The soundtrack is hauntingly beautiful and its constant presence really does wonders for the atmosphere by never giving your ear a break from the eerie strings and hollow sounding wind instruments. The music almost takes on a life of its own, when something important happens in the story the music builds and crescendos to epic proportions making the player feel like they are moving with the music. When you run out of matches or wander from the light, the music immediately starts to ramp up, your character starts to breathe heavily, the screen gets darker and shakes, and the strings build so intensely it felt like the walls are closing in on you. It’s a brilliant reminder that the darkness will get you if you let it, and it makes you want to light a match as fast as you possibly can. I have never experienced an iOS game that gave me such a visceral reaction, White Night had my heart rate up in the cardio zone multiple times.
It isn’t all perfect, the story isn’t particularly original and the controls could be a little fine-tuned; however, White Light makes up for these shortcomings with some amazing visuals and superb sound design. Plus, the game is definitely long enough to justify it’s $4.99 price tag.
The School: White Day
If you are afraid of exam time in a couple of months, The School: White Day probably won’t help settle your nerves.
This mobile edition of the 2001 PC cult classic takes place in South Korea, where a group of students is caught in their school after hours. Much like a lot of popular horror games, The School: White Day gives you no way to fight back. You’ll only be able to run away from danger as you attempt to survive a student’s worst nightmare.

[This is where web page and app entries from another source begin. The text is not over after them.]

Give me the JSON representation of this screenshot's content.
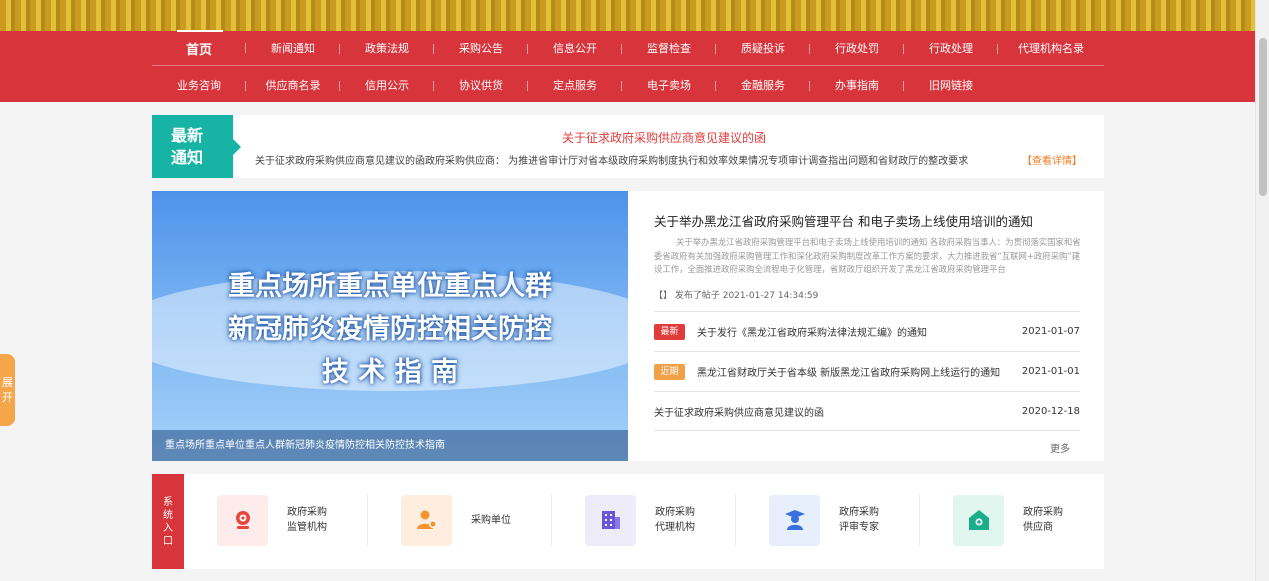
{
  "nav": {
    "row1": [
      "首页",
      "新闻通知",
      "政策法规",
      "采购公告",
      "信息公开",
      "监督检查",
      "质疑投诉",
      "行政处罚",
      "行政处理",
      "代理机构名录"
    ],
    "row2": [
      "业务咨询",
      "供应商名录",
      "信用公示",
      "协议供货",
      "定点服务",
      "电子卖场",
      "金融服务",
      "办事指南",
      "旧网链接"
    ]
  },
  "side_tab": {
    "line1": "展",
    "line2": "开"
  },
  "notice": {
    "label_line1": "最新",
    "label_line2": "通知",
    "title": "关于征求政府采购供应商意见建议的函",
    "text": "关于征求政府采购供应商意见建议的函政府采购供应商： 为推进省审计厅对省本级政府采购制度执行和效率效果情况专项审计调查指出问题和省财政厅的整改要求",
    "more": "【查看详情】"
  },
  "banner": {
    "line1": "重点场所重点单位重点人群",
    "line2": "新冠肺炎疫情防控相关防控",
    "line3": "技 术 指 南",
    "caption": "重点场所重点单位重点人群新冠肺炎疫情防控相关防控技术指南"
  },
  "headline": {
    "title": "关于举办黑龙江省政府采购管理平台 和电子卖场上线使用培训的通知",
    "desc": "关于举办黑龙江省政府采购管理平台和电子卖场上线使用培训的通知 各政府采购当事人：为贯彻落实国家和省委省政府有关加强政府采购管理工作和深化政府采购制度改革工作方案的要求，大力推进我省“互联网+政府采购”建设工作，全面推进政府采购全流程电子化管理，省财政厅组织开发了黑龙江省政府采购管理平台",
    "meta": "【】 发布了帖子   2021-01-27 14:34:59"
  },
  "news": [
    {
      "badge": "最新",
      "badge_color": "#e03c3c",
      "title": "关于发行《黑龙江省政府采购法律法规汇编》的通知",
      "date": "2021-01-07"
    },
    {
      "badge": "近期",
      "badge_color": "#f2a14b",
      "title": "黑龙江省财政厅关于省本级 新版黑龙江省政府采购网上线运行的通知",
      "date": "2021-01-01"
    },
    {
      "badge": "",
      "badge_color": "",
      "title": "关于征求政府采购供应商意见建议的函",
      "date": "2020-12-18"
    }
  ],
  "more_label": "更多",
  "system_entry": {
    "label": [
      "系",
      "统",
      "入",
      "口"
    ],
    "items": [
      {
        "line1": "政府采购",
        "line2": "监管机构",
        "icon": "camera-icon",
        "color": "#e8453c",
        "bg": "#fdeceb"
      },
      {
        "line1": "采购单位",
        "line2": "",
        "icon": "person-icon",
        "color": "#f5932f",
        "bg": "#fdeedf"
      },
      {
        "line1": "政府采购",
        "line2": "代理机构",
        "icon": "building-icon",
        "color": "#6a55d9",
        "bg": "#eeebfb"
      },
      {
        "line1": "政府采购",
        "line2": "评审专家",
        "icon": "expert-icon",
        "color": "#3a6fe0",
        "bg": "#e7effd"
      },
      {
        "line1": "政府采购",
        "line2": "供应商",
        "icon": "home-icon",
        "color": "#1bae8a",
        "bg": "#e2f6f0"
      }
    ]
  }
}
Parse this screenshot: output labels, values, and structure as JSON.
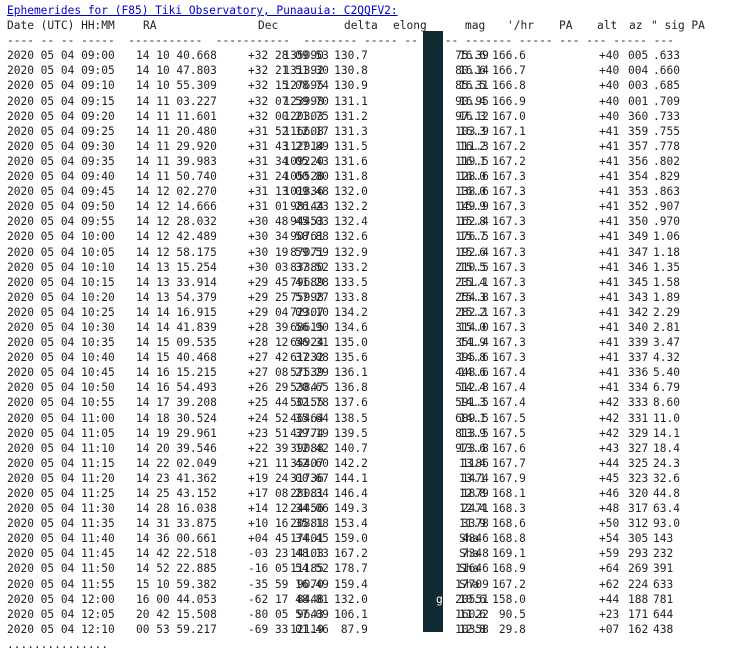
{
  "title": "Ephemerides for (F85) Tiki Observatory, Punaauia: C2QQFV2:",
  "header": {
    "date": "Date (UTC) HH:MM",
    "ra": "RA",
    "dec": "Dec",
    "delta": "delta",
    "elong": "elong",
    "sm": "SM",
    "mag": "mag",
    "rate": "'/hr",
    "pa": "PA",
    "alt": "alt",
    "az": "az",
    "sigpa": "\" sig PA"
  },
  "separator": "---- -- -- -----  -----------  -----------  -------- ----- --  ---- ------- ----- --- --- ----- ---",
  "rows": [
    [
      "2020 05 04 09:00",
      "14 10 40.668",
      "+32 28 09.53",
      "135090",
      "130.7",
      "M",
      "16.6",
      "75.39",
      "166.6",
      "+40",
      "005",
      ".633"
    ],
    [
      "2020 05 04 09:05",
      "14 10 47.803",
      "+32 21 51.30",
      "131392",
      "130.8",
      "M",
      "16.6",
      "80.14",
      "166.7",
      "+40",
      "004",
      ".660"
    ],
    [
      "2020 05 04 09:10",
      "14 10 55.309",
      "+32 15 08.74",
      "127695",
      "130.9",
      "M",
      "16.5",
      "85.31",
      "166.8",
      "+40",
      "003",
      ".685"
    ],
    [
      "2020 05 04 09:15",
      "14 11 03.227",
      "+32 07 59.70",
      "123998",
      "131.1",
      "M",
      "16.4",
      "90.95",
      "166.9",
      "+40",
      "001",
      ".709"
    ],
    [
      "2020 05 04 09:20",
      "14 11 11.601",
      "+32 00 21.75",
      "120303",
      "131.2",
      "M",
      "16.3",
      "97.12",
      "167.0",
      "+40",
      "360",
      ".733"
    ],
    [
      "2020 05 04 09:25",
      "14 11 20.480",
      "+31 52 12.17",
      "116608",
      "131.3",
      "M",
      "16.3",
      "103.9",
      "167.1",
      "+41",
      "359",
      ".755"
    ],
    [
      "2020 05 04 09:30",
      "14 11 29.920",
      "+31 43 27.89",
      "112914",
      "131.5",
      "M",
      "16.2",
      "111.3",
      "167.2",
      "+41",
      "357",
      ".778"
    ],
    [
      "2020 05 04 09:35",
      "14 11 39.983",
      "+31 34 05.43",
      "109220",
      "131.6",
      "M",
      "16.1",
      "119.5",
      "167.2",
      "+41",
      "356",
      ".802"
    ],
    [
      "2020 05 04 09:40",
      "14 11 50.740",
      "+31 24 00.80",
      "105528",
      "131.8",
      "M",
      "16.0",
      "128.6",
      "167.3",
      "+41",
      "354",
      ".829"
    ],
    [
      "2020 05 04 09:45",
      "14 12 02.270",
      "+31 13 09.48",
      "101836",
      "132.0",
      "M",
      "16.0",
      "138.6",
      "167.3",
      "+41",
      "353",
      ".863"
    ],
    [
      "2020 05 04 09:50",
      "14 12 14.666",
      "+31 01 26.23",
      "98144",
      "132.2",
      "M",
      "15.9",
      "149.9",
      "167.3",
      "+41",
      "352",
      ".907"
    ],
    [
      "2020 05 04 09:55",
      "14 12 28.032",
      "+30 48 45.03",
      "94453",
      "132.4",
      "M",
      "15.8",
      "162.4",
      "167.3",
      "+41",
      "350",
      ".970"
    ],
    [
      "2020 05 04 10:00",
      "14 12 42.489",
      "+30 34 58.88",
      "90761",
      "132.6",
      "M",
      "15.7",
      "176.5",
      "167.3",
      "+41",
      "349",
      "1.06"
    ],
    [
      "2020 05 04 10:05",
      "14 12 58.175",
      "+30 19 59.59",
      "87071",
      "132.9",
      "M",
      "15.6",
      "192.4",
      "167.3",
      "+41",
      "347",
      "1.18"
    ],
    [
      "2020 05 04 10:10",
      "14 13 15.254",
      "+30 03 37.52",
      "83380",
      "133.2",
      "M",
      "15.5",
      "210.5",
      "167.3",
      "+41",
      "346",
      "1.35"
    ],
    [
      "2020 05 04 10:15",
      "14 13 33.914",
      "+29 45 41.28",
      "79689",
      "133.5",
      "M",
      "15.4",
      "231.1",
      "167.3",
      "+41",
      "345",
      "1.58"
    ],
    [
      "2020 05 04 10:20",
      "14 13 54.379",
      "+29 25 57.27",
      "75998",
      "133.8",
      "M",
      "15.3",
      "254.8",
      "167.3",
      "+41",
      "343",
      "1.89"
    ],
    [
      "2020 05 04 10:25",
      "14 14 16.915",
      "+29 04 09.10",
      "72307",
      "134.2",
      "M",
      "15.2",
      "282.1",
      "167.3",
      "+41",
      "342",
      "2.29"
    ],
    [
      "2020 05 04 10:30",
      "14 14 41.839",
      "+28 39 56.90",
      "68615",
      "134.6",
      "M",
      "15.0",
      "314.0",
      "167.3",
      "+41",
      "340",
      "2.81"
    ],
    [
      "2020 05 04 10:35",
      "14 15 09.535",
      "+28 12 56.31",
      "64924",
      "135.0",
      "M",
      "14.9",
      "351.4",
      "167.3",
      "+41",
      "339",
      "3.47"
    ],
    [
      "2020 05 04 10:40",
      "14 15 40.468",
      "+27 42 37.08",
      "61232",
      "135.6",
      "M",
      "14.8",
      "395.6",
      "167.3",
      "+41",
      "337",
      "4.32"
    ],
    [
      "2020 05 04 10:45",
      "14 16 15.215",
      "+27 08 21.29",
      "57539",
      "136.1",
      "M",
      "14.6",
      "448.6",
      "167.4",
      "+41",
      "336",
      "5.40"
    ],
    [
      "2020 05 04 10:50",
      "14 16 54.493",
      "+26 29 20.65",
      "53847",
      "136.8",
      "M",
      "14.4",
      "512.8",
      "167.4",
      "+41",
      "334",
      "6.79"
    ],
    [
      "2020 05 04 10:55",
      "14 17 39.208",
      "+25 44 32.78",
      "50155",
      "137.6",
      "M",
      "14.3",
      "591.5",
      "167.4",
      "+42",
      "333",
      "8.60"
    ],
    [
      "2020 05 04 11:00",
      "14 18 30.524",
      "+24 52 35.64",
      "46464",
      "138.5",
      "M",
      "14.1",
      "689.5",
      "167.5",
      "+42",
      "331",
      "11.0"
    ],
    [
      "2020 05 04 11:05",
      "14 19 29.961",
      "+23 51 39.19",
      "42774",
      "139.5",
      "M",
      "13.9",
      "813.5",
      "167.5",
      "+42",
      "329",
      "14.1"
    ],
    [
      "2020 05 04 11:10",
      "14 20 39.546",
      "+22 39 12.42",
      "39088",
      "140.7",
      "M",
      "13.6",
      "973.8",
      "167.6",
      "+43",
      "327",
      "18.4"
    ],
    [
      "2020 05 04 11:15",
      "14 22 02.049",
      "+21 11 42.60",
      "35407",
      "142.2",
      "M",
      "13.4",
      "1186",
      "167.7",
      "+44",
      "325",
      "24.3"
    ],
    [
      "2020 05 04 11:20",
      "14 23 41.362",
      "+19 24 00.67",
      "31736",
      "144.1",
      "M",
      "13.1",
      "1474",
      "167.9",
      "+45",
      "323",
      "32.6"
    ],
    [
      "2020 05 04 11:25",
      "14 25 43.152",
      "+17 08 21.34",
      "28081",
      "146.4",
      "M",
      "12.8",
      "1879",
      "168.1",
      "+46",
      "320",
      "44.8"
    ],
    [
      "2020 05 04 11:30",
      "14 28 16.038",
      "+14 12 34.06",
      "24456",
      "149.3",
      "M",
      "12.4",
      "2471",
      "168.3",
      "+48",
      "317",
      "63.4"
    ],
    [
      "2020 05 04 11:35",
      "14 31 33.875",
      "+10 16 35.18",
      "20881",
      "153.4",
      "M",
      "11.9",
      "3378",
      "168.6",
      "+50",
      "312",
      "93.0"
    ],
    [
      "2020 05 04 11:40",
      "14 36 00.661",
      "+04 45 34.45",
      "17401",
      "159.0",
      "M",
      "Sha",
      "4846",
      "168.8",
      "+54",
      "305",
      "143"
    ],
    [
      "2020 05 04 11:45",
      "14 42 22.518",
      "-03 23 48.13",
      "14103",
      "167.2",
      "M",
      "Sha",
      "7348",
      "169.1",
      "+59",
      "293",
      "232"
    ],
    [
      "2020 05 04 11:50",
      "14 52 22.885",
      "-16 05 54.52",
      "11185",
      "178.7",
      "M",
      "Sha",
      "11646",
      "168.9",
      "+64",
      "269",
      "391"
    ],
    [
      "2020 05 04 11:55",
      "15 10 59.382",
      "-35 59 16.49",
      "9070",
      "159.4",
      "M",
      "Sha",
      "17709",
      "167.2",
      "+62",
      "224",
      "633"
    ],
    [
      "2020 05 04 12:00",
      "16 00 44.053",
      "-62 17 48.81",
      "8448",
      "132.0",
      "gM",
      "10.6",
      "20551",
      "158.0",
      "+44",
      "188",
      "781"
    ],
    [
      "2020 05 04 12:05",
      "20 42 15.508",
      "-80 05 57.09",
      "9643",
      "106.1",
      "M",
      "11.6",
      "16022",
      "90.5",
      "+23",
      "171",
      "644"
    ],
    [
      "2020 05 04 12:10",
      "00 53 59.217",
      "-69 33 01.46",
      "12119",
      "87.9",
      "M",
      "12.8",
      "10358",
      "29.8",
      "+07",
      "162",
      "438"
    ]
  ],
  "footer_dots": "..............."
}
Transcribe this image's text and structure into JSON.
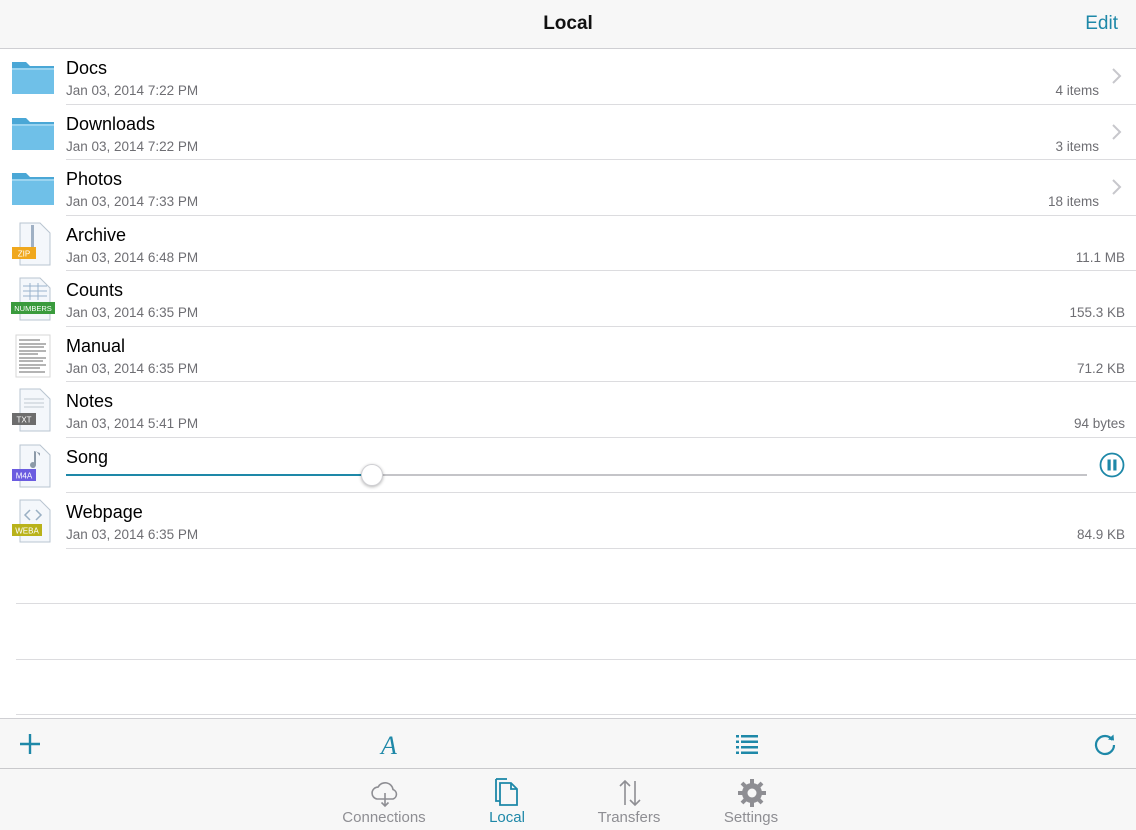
{
  "colors": {
    "accent": "#1e88a8",
    "inactive": "#8e8e93",
    "folder": "#5eb6e0"
  },
  "navbar": {
    "title": "Local",
    "edit_label": "Edit"
  },
  "files": [
    {
      "name": "Docs",
      "date": "Jan 03, 2014 7:22 PM",
      "meta": "4 items",
      "kind": "folder",
      "icon": "folder-icon"
    },
    {
      "name": "Downloads",
      "date": "Jan 03, 2014 7:22 PM",
      "meta": "3 items",
      "kind": "folder",
      "icon": "folder-icon"
    },
    {
      "name": "Photos",
      "date": "Jan 03, 2014 7:33 PM",
      "meta": "18 items",
      "kind": "folder",
      "icon": "folder-icon"
    },
    {
      "name": "Archive",
      "date": "Jan 03, 2014 6:48 PM",
      "meta": "11.1 MB",
      "kind": "file",
      "icon": "zip-file-icon",
      "badge": "ZIP"
    },
    {
      "name": "Counts",
      "date": "Jan 03, 2014 6:35 PM",
      "meta": "155.3 KB",
      "kind": "file",
      "icon": "numbers-file-icon",
      "badge": "NUMBERS"
    },
    {
      "name": "Manual",
      "date": "Jan 03, 2014 6:35 PM",
      "meta": "71.2 KB",
      "kind": "file",
      "icon": "document-file-icon"
    },
    {
      "name": "Notes",
      "date": "Jan 03, 2014 5:41 PM",
      "meta": "94 bytes",
      "kind": "file",
      "icon": "txt-file-icon",
      "badge": "TXT"
    },
    {
      "name": "Song",
      "kind": "playing",
      "icon": "m4a-file-icon",
      "badge": "M4A",
      "progress": 0.3
    },
    {
      "name": "Webpage",
      "date": "Jan 03, 2014 6:35 PM",
      "meta": "84.9 KB",
      "kind": "file",
      "icon": "weba-file-icon",
      "badge": "WEBA"
    }
  ],
  "toolbar": [
    {
      "icon": "plus-icon"
    },
    {
      "icon": "font-icon"
    },
    {
      "icon": "list-icon"
    },
    {
      "icon": "refresh-icon"
    }
  ],
  "tabs": [
    {
      "label": "Connections",
      "icon": "cloud-icon",
      "active": false
    },
    {
      "label": "Local",
      "icon": "local-files-icon",
      "active": true
    },
    {
      "label": "Transfers",
      "icon": "transfer-arrows-icon",
      "active": false
    },
    {
      "label": "Settings",
      "icon": "gear-icon",
      "active": false
    }
  ]
}
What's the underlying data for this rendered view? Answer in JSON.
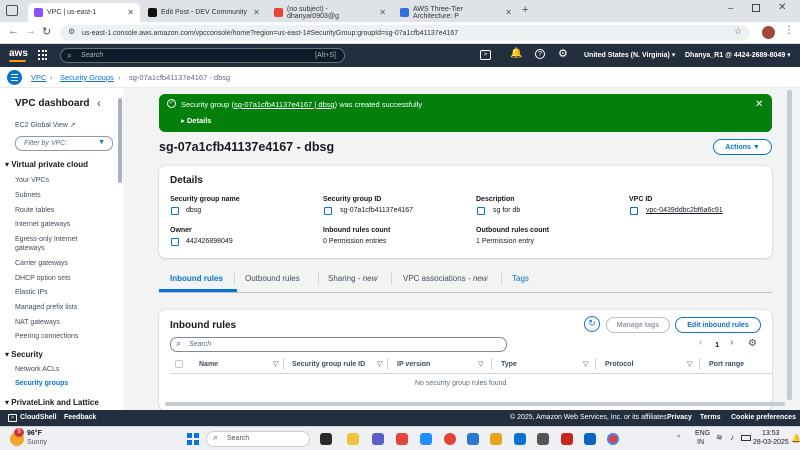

The story is rather compelling and features seven different endings based on the choices the player makes, so there’s even some replayability. Plus, the animation is pretty solid and if you like the Asian manga/anime art style, The School: White Day has plenty of it.
Loosely based on Swedish folklore, Year Walk is a very eerie game that blurs the line between natural and supernatural.
Set off into the dark woods where strange things roam the forest on a vision quest set in 19th century Sweden. You’ll need to solve cryptic puzzles and listen in your search if you hope to see the future and finally discover if your true love truly loves you.
The game has quite a few tense moments throughout the story and will probably make you jump out of your seat once or twice. It also has a free companion app, which dives deeper into the folklore aspect of the game and explains the history behind the game’s roots.
Haunted House Creator
The world of AR gaming is just getting started, and Haunted House Creator gives you the ability to turn your house into an AR haunted house full of werewolves, killer clowns, ghosts, and more.
Set up your house with invisible triggers that activate monsters that you can place anywhere. The monsters can be set to have several different behaviors when activated, including lurking, chasing, attacking, and popping out for a quick scare. When you’re done setting up your house, get our friends and family to walk through your virtual world with their iPhone in hand and see how many of them you can scare!
This is a particularly fun little game you can play on or around Halloween that will most likely provide you with enough entertainment to justify its cost of less than a buck
What are your favorite games?
Let me know in the comments down below.
Updated December 2017: I’ve added the wonderfully sppoky game White Night to the list! Here’s hoping it doesn’t keep you up at night.